The Choice has been celebrated largely for its revelation that Hillary Clinton was advised by self-help counsellor Jean Houston to imagine herself in conversation with Eleanor Roosevelt. In fact, this seems a fairly sensible way of focusing an internal monologue (somewhat akin to prayer, and when Houston advises Mrs Clinton to talk to Jesus too, indistinguishable). The reason why this news was taken as evidence of wide-eyed loopiness in the White House was that it echoed the control of the presidential schedule exerted by Nancy Reagan's astrologer, and Richard Nixon's valedictory conversations with dead Presidential portraits (revealed by Woodward and Carl Bernstein in The Final Days).
Of more relevance to the rest of Woodward's book (which covers the period up to and through the presidential primaries) is a slogan Mrs Clinton picked up from a friend in Alcoholics Anonymous, "fake it till you make it", with its implication that internal change can follow and inhabit outward behaviour. This notion could equally apply to the efforts of the Dole and Clinton menders to correct the candidates' perceived shortcomings, from Clinton's failure to focus to Dole's tendency to sound and look mean (his speeches combed of harsh words on the grounds that his face would inevitably reflect their tone).
What Woodward exposes, however, is that the model of the victim candidate manipulated and moulded by men of the dark is now woefully unsophisticated. In the Sixties and Seventies, politicians were indeed prepped and crammed for debates, press conferences and speeches in a way that stifled and in some cases reversed their own personalities (the syndrome memorably dramatised in the movie The Candidate). Today, however, the dialectic between candidate and team is much subtler, and the tailoring a great deal more bespoke. Thus Bob Dole's meandering ("the message, whatever it is" on one notable occasion) was first countered by heavily rehearsed set-piece speeches. Later his team understood that despite the risks of tentativeness and fluff, Dole's somewhat submerged charms were more visible if he was encouraged to extemporise. True, there are the usual horror stories of focus groups being asked of what animal the Senate Majority Leader reminds them, and a crop of those generalised and superficially self-evident political saws ("whoever controls the agenda controls the outcome") much beloved of those consultants paid to rehearse them. But mostly one is impressed by the organic and considered nature of the campaigns fashioned round these personalities.

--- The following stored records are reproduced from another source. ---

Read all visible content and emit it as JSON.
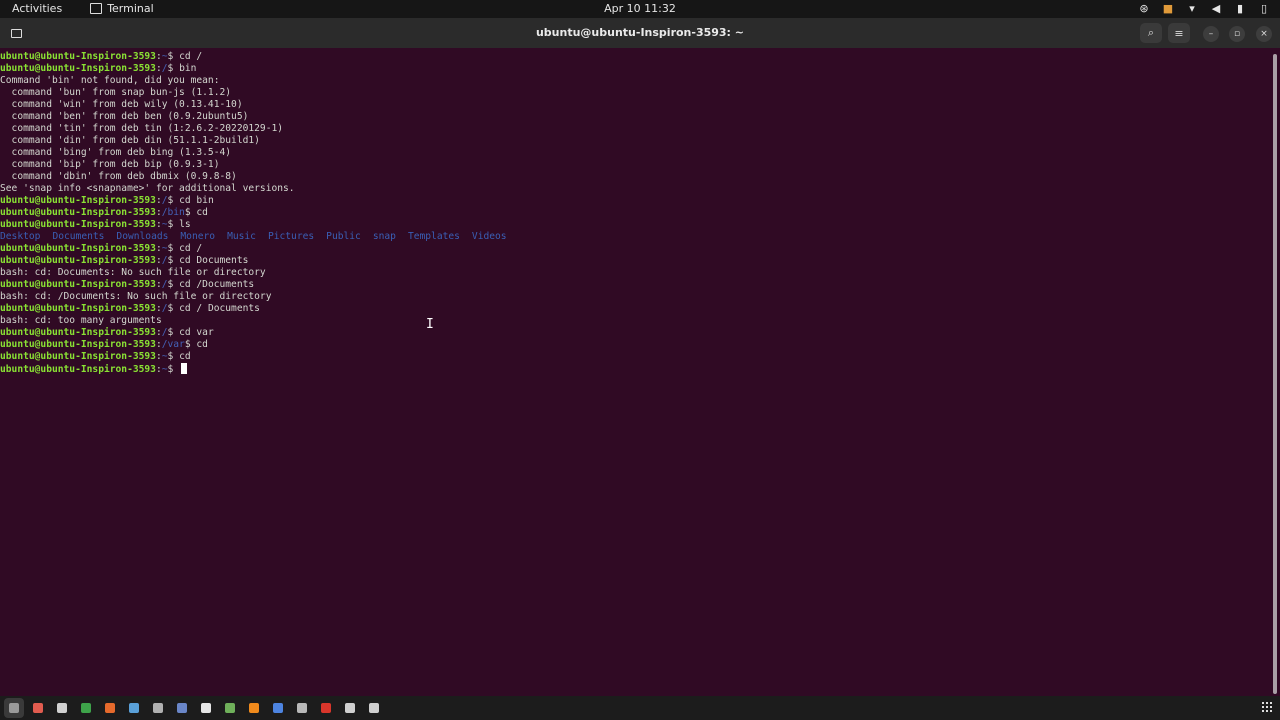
{
  "topbar": {
    "activities": "Activities",
    "app_name": "Terminal",
    "clock": "Apr 10  11:32"
  },
  "window": {
    "title": "ubuntu@ubuntu-Inspiron-3593: ~"
  },
  "terminal": {
    "prompt": "ubuntu@ubuntu-Inspiron-3593",
    "lines": [
      {
        "kind": "prompt",
        "path": "~",
        "cmd": "cd /"
      },
      {
        "kind": "prompt",
        "path": "/",
        "cmd": "bin"
      },
      {
        "kind": "text",
        "text": "Command 'bin' not found, did you mean:"
      },
      {
        "kind": "text",
        "text": "  command 'bun' from snap bun-js (1.1.2)"
      },
      {
        "kind": "text",
        "text": "  command 'win' from deb wily (0.13.41-10)"
      },
      {
        "kind": "text",
        "text": "  command 'ben' from deb ben (0.9.2ubuntu5)"
      },
      {
        "kind": "text",
        "text": "  command 'tin' from deb tin (1:2.6.2-20220129-1)"
      },
      {
        "kind": "text",
        "text": "  command 'din' from deb din (51.1.1-2build1)"
      },
      {
        "kind": "text",
        "text": "  command 'bing' from deb bing (1.3.5-4)"
      },
      {
        "kind": "text",
        "text": "  command 'bip' from deb bip (0.9.3-1)"
      },
      {
        "kind": "text",
        "text": "  command 'dbin' from deb dbmix (0.9.8-8)"
      },
      {
        "kind": "text",
        "text": "See 'snap info <snapname>' for additional versions."
      },
      {
        "kind": "prompt",
        "path": "/",
        "cmd": "cd bin"
      },
      {
        "kind": "prompt",
        "path": "/bin",
        "cmd": "cd"
      },
      {
        "kind": "prompt",
        "path": "~",
        "cmd": "ls"
      },
      {
        "kind": "ls",
        "items": [
          "Desktop",
          "Documents",
          "Downloads",
          "Monero",
          "Music",
          "Pictures",
          "Public",
          "snap",
          "Templates",
          "Videos"
        ]
      },
      {
        "kind": "prompt",
        "path": "~",
        "cmd": "cd /"
      },
      {
        "kind": "prompt",
        "path": "/",
        "cmd": "cd Documents"
      },
      {
        "kind": "text",
        "text": "bash: cd: Documents: No such file or directory"
      },
      {
        "kind": "prompt",
        "path": "/",
        "cmd": "cd /Documents"
      },
      {
        "kind": "text",
        "text": "bash: cd: /Documents: No such file or directory"
      },
      {
        "kind": "prompt",
        "path": "/",
        "cmd": "cd / Documents"
      },
      {
        "kind": "text",
        "text": "bash: cd: too many arguments"
      },
      {
        "kind": "prompt",
        "path": "/",
        "cmd": "cd var"
      },
      {
        "kind": "prompt",
        "path": "/var",
        "cmd": "cd"
      },
      {
        "kind": "prompt",
        "path": "~",
        "cmd": "cd"
      },
      {
        "kind": "prompt",
        "path": "~",
        "cmd": "",
        "cursor": true
      }
    ]
  },
  "dock": {
    "apps": [
      {
        "name": "show-desktop",
        "color": "#9a9a9a",
        "active": true
      },
      {
        "name": "files",
        "color": "#e15c4f"
      },
      {
        "name": "text-editor",
        "color": "#d0d0d0"
      },
      {
        "name": "chrome",
        "color": "#3ea34a"
      },
      {
        "name": "firefox",
        "color": "#e66a2c"
      },
      {
        "name": "steam",
        "color": "#5aa0d8"
      },
      {
        "name": "settings",
        "color": "#b0b0b0"
      },
      {
        "name": "app-center",
        "color": "#6a86c8"
      },
      {
        "name": "disks",
        "color": "#e6e6e6"
      },
      {
        "name": "monitor",
        "color": "#6fb05a"
      },
      {
        "name": "vlc",
        "color": "#f08a1c"
      },
      {
        "name": "chromium",
        "color": "#4d84e0"
      },
      {
        "name": "tool",
        "color": "#b8b8b8"
      },
      {
        "name": "app-red",
        "color": "#d9362b"
      },
      {
        "name": "documents",
        "color": "#cfcfcf"
      },
      {
        "name": "trash",
        "color": "#cfcfcf"
      }
    ]
  },
  "colors": {
    "terminal_bg": "#300a24",
    "prompt_green": "#8ae234",
    "path_blue": "#4462b8"
  }
}
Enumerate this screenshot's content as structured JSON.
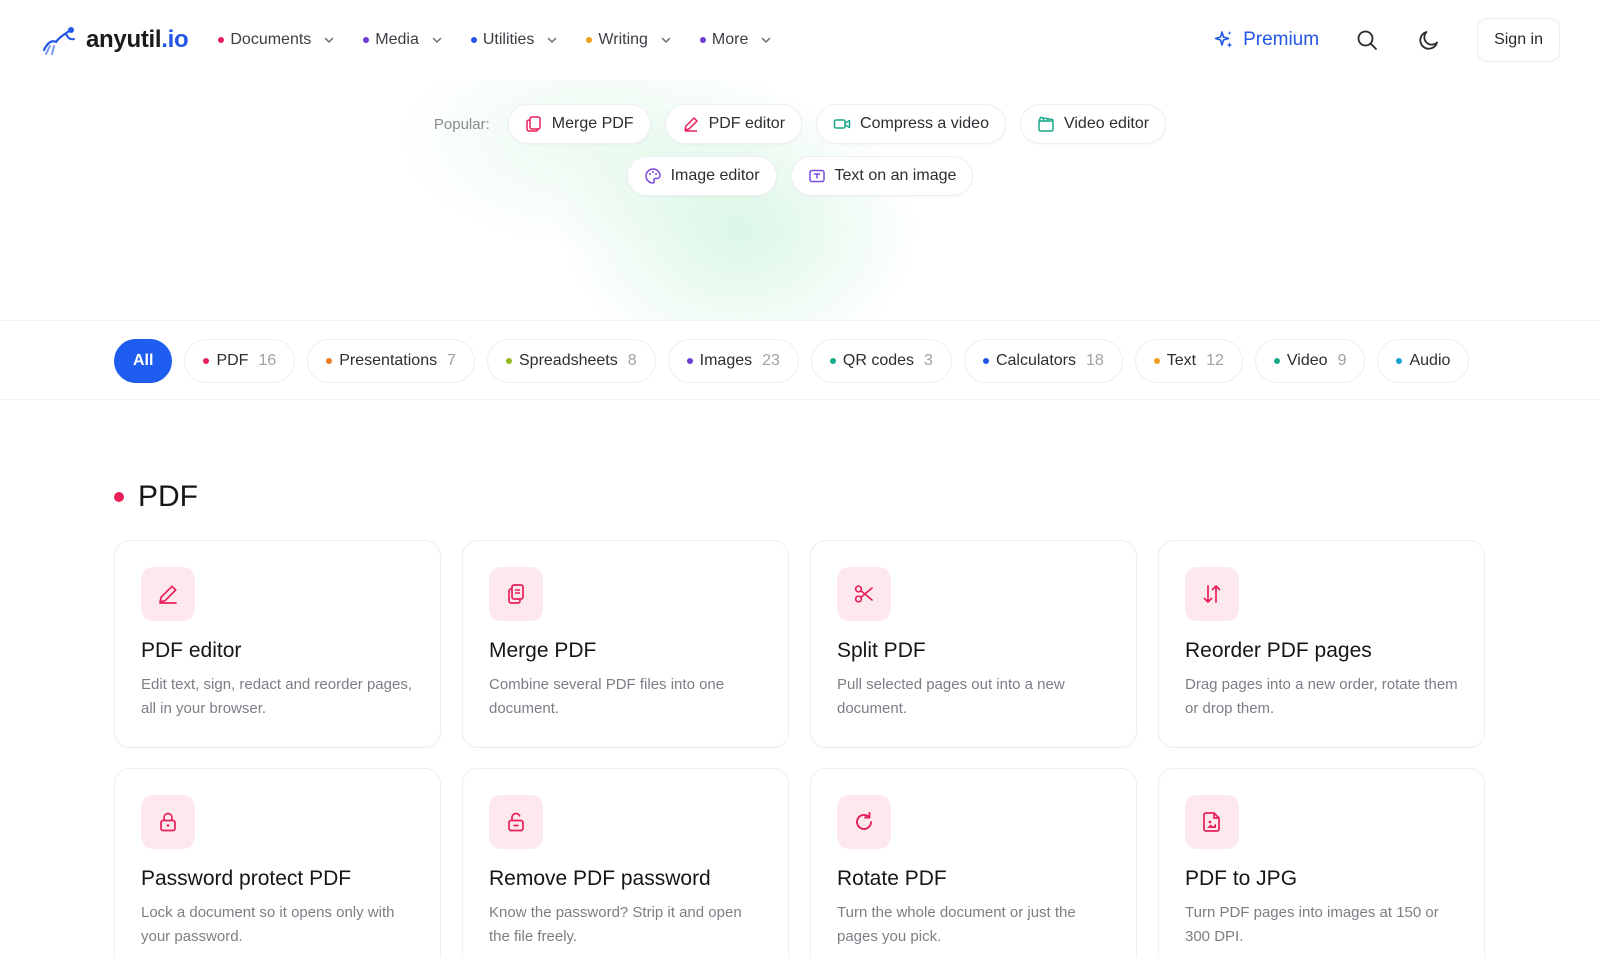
{
  "brand": {
    "name": "anyutil",
    "tld": ".io"
  },
  "nav": [
    {
      "label": "Documents",
      "dot": "#e8205a"
    },
    {
      "label": "Media",
      "dot": "#6a3fd8"
    },
    {
      "label": "Utilities",
      "dot": "#2456e6"
    },
    {
      "label": "Writing",
      "dot": "#f0a020"
    },
    {
      "label": "More",
      "dot": "#6a3fd8"
    }
  ],
  "header": {
    "premium_label": "Premium",
    "signin_label": "Sign in"
  },
  "popular": {
    "label": "Popular:",
    "items": [
      {
        "label": "Merge PDF",
        "icon": "merge-icon",
        "color": "#e8205a"
      },
      {
        "label": "PDF editor",
        "icon": "pen-icon",
        "color": "#e8205a"
      },
      {
        "label": "Compress a video",
        "icon": "video-camera-icon",
        "color": "#1aa88a"
      },
      {
        "label": "Video editor",
        "icon": "clapperboard-icon",
        "color": "#1aa88a"
      },
      {
        "label": "Image editor",
        "icon": "palette-icon",
        "color": "#7a4ae0"
      },
      {
        "label": "Text on an image",
        "icon": "text-image-icon",
        "color": "#7a4ae0"
      }
    ]
  },
  "categories": [
    {
      "label": "All",
      "count": "",
      "dot": ""
    },
    {
      "label": "PDF",
      "count": "16",
      "dot": "#e8205a"
    },
    {
      "label": "Presentations",
      "count": "7",
      "dot": "#f07a20"
    },
    {
      "label": "Spreadsheets",
      "count": "8",
      "dot": "#90b820"
    },
    {
      "label": "Images",
      "count": "23",
      "dot": "#6a3fd8"
    },
    {
      "label": "QR codes",
      "count": "3",
      "dot": "#1aa88a"
    },
    {
      "label": "Calculators",
      "count": "18",
      "dot": "#2456e6"
    },
    {
      "label": "Text",
      "count": "12",
      "dot": "#f0a020"
    },
    {
      "label": "Video",
      "count": "9",
      "dot": "#1aa88a"
    },
    {
      "label": "Audio",
      "count": "",
      "dot": "#1aa0d8"
    }
  ],
  "section": {
    "title": "PDF",
    "color": "#e8205a"
  },
  "tools": [
    {
      "title": "PDF editor",
      "desc": "Edit text, sign, redact and reorder pages, all in your browser.",
      "icon": "pen-icon"
    },
    {
      "title": "Merge PDF",
      "desc": "Combine several PDF files into one document.",
      "icon": "merge-icon"
    },
    {
      "title": "Split PDF",
      "desc": "Pull selected pages out into a new document.",
      "icon": "scissors-icon"
    },
    {
      "title": "Reorder PDF pages",
      "desc": "Drag pages into a new order, rotate them or drop them.",
      "icon": "reorder-arrows-icon"
    },
    {
      "title": "Password protect PDF",
      "desc": "Lock a document so it opens only with your password.",
      "icon": "lock-icon"
    },
    {
      "title": "Remove PDF password",
      "desc": "Know the password? Strip it and open the file freely.",
      "icon": "unlock-icon"
    },
    {
      "title": "Rotate PDF",
      "desc": "Turn the whole document or just the pages you pick.",
      "icon": "rotate-icon"
    },
    {
      "title": "PDF to JPG",
      "desc": "Turn PDF pages into images at 150 or 300 DPI.",
      "icon": "file-image-icon"
    }
  ]
}
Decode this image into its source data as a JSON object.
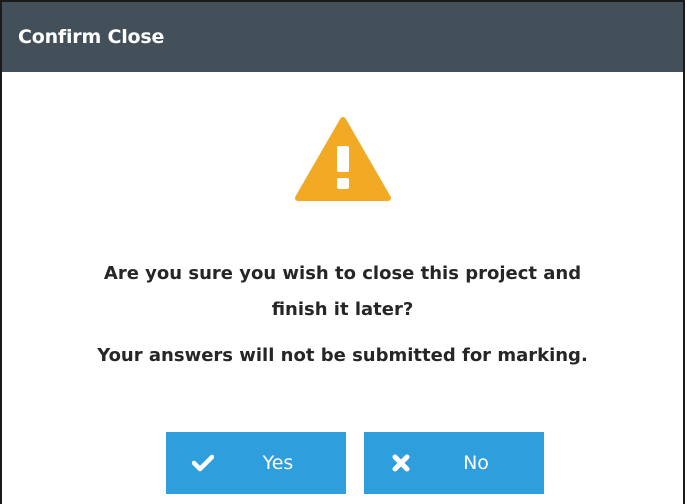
{
  "dialog": {
    "title": "Confirm Close",
    "icon": "warning-icon",
    "message_line1": "Are you sure you wish to close this project and",
    "message_line2": "finish it later?",
    "message_secondary": "Your answers will not be submitted for marking."
  },
  "buttons": {
    "yes": {
      "label": "Yes",
      "icon": "check-icon"
    },
    "no": {
      "label": "No",
      "icon": "x-icon"
    }
  },
  "colors": {
    "titlebar": "#435059",
    "button": "#2e9edd",
    "warning": "#f2a924",
    "text": "#262626"
  }
}
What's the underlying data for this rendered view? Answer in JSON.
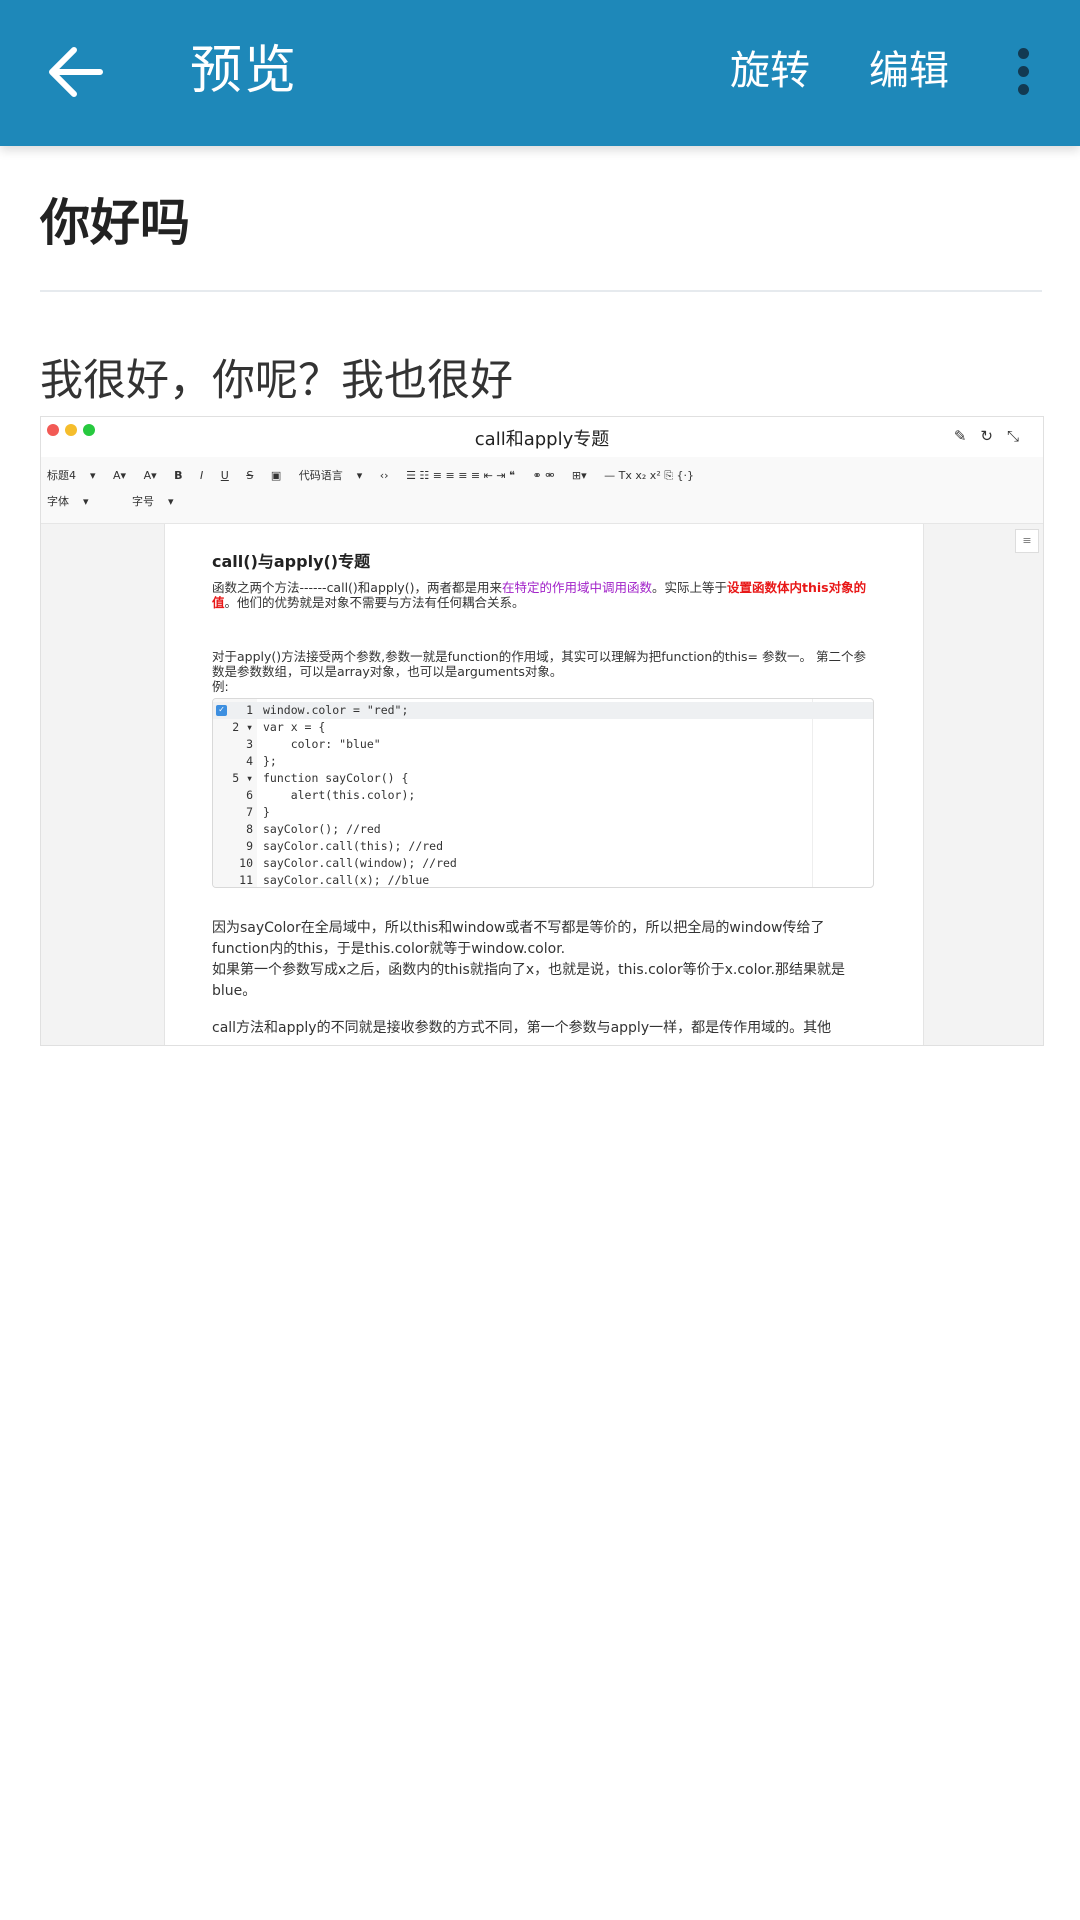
{
  "appbar": {
    "title": "预览",
    "actions": {
      "rotate": "旋转",
      "edit": "编辑"
    },
    "icons": {
      "back": "back-arrow-icon",
      "more": "more-vertical-icon"
    },
    "colors": {
      "background": "#1e88b9"
    }
  },
  "document": {
    "title": "你好吗",
    "body": "我很好，你呢？我也很好"
  },
  "embedded_screenshot": {
    "window_title": "call和apply专题",
    "toolbar": {
      "heading_select": "标题4",
      "code_language": "代码语言",
      "font_select": "字体",
      "size_select": "字号"
    },
    "heading": "call()与apply()专题",
    "para1_a": "函数之两个方法------call()和apply()，两者都是用来",
    "para1_purple": "在特定的作用域中调用函数",
    "para1_b": "。实际上等于",
    "para1_red": "设置函数体内this对象的值",
    "para1_c": "。他们的优势就是对象不需要与方法有任何耦合关系。",
    "para2": "对于apply()方法接受两个参数,参数一就是function的作用域，其实可以理解为把function的this= 参数一。 第二个参数是参数数组，可以是array对象，也可以是arguments对象。",
    "para2_b": "例:",
    "code_lines": [
      {
        "n": "1",
        "text": "window.color = \"red\";"
      },
      {
        "n": "2 ▾",
        "text": "var x = {"
      },
      {
        "n": "3",
        "text": "    color: \"blue\""
      },
      {
        "n": "4",
        "text": "};"
      },
      {
        "n": "5 ▾",
        "text": "function sayColor() {"
      },
      {
        "n": "6",
        "text": "    alert(this.color);"
      },
      {
        "n": "7",
        "text": "}"
      },
      {
        "n": "8",
        "text": "sayColor(); //red"
      },
      {
        "n": "9",
        "text": "sayColor.call(this); //red"
      },
      {
        "n": "10",
        "text": "sayColor.call(window); //red"
      },
      {
        "n": "11",
        "text": "sayColor.call(x); //blue"
      }
    ],
    "para3": "因为sayColor在全局域中，所以this和window或者不写都是等价的，所以把全局的window传给了function内的this，于是this.color就等于window.color.",
    "para3_b": "如果第一个参数写成x之后，函数内的this就指向了x，也就是说，this.color等价于x.color.那结果就是blue。",
    "para4": "call方法和apply的不同就是接收参数的方式不同，第一个参数与apply一样，都是传作用域的。其他"
  }
}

Woodward's project was to combine the detail of a 400-plus page volume with the immediacy of journalism. His policy of not sourcing his revelations raises questions about the extent of his imaginative extrapolation (on two occasions, he reports one-to-one meetings at which Clinton assures Dole that what is said will go no further). And in addition to failing to list Kemp among the Vice-Presidential prospects, Woodward picked up no hint of the scandal that was to lay campaign strategist Dick Morris low. The Choice emphasises on many pages the importance of Morris to Clinton's so-called "triangulation" strategy, which involves (in essence) moving to the right on Republican issues like taxes, crime and welfare, while staying close to home on Democratic properties like education, the environment and "compassion". As someone warned Morris, however, if you steal all the Republican issues away from them, their sole remaining strategy is to destroy Bill Clinton as a human being. He has been warned.Reuse content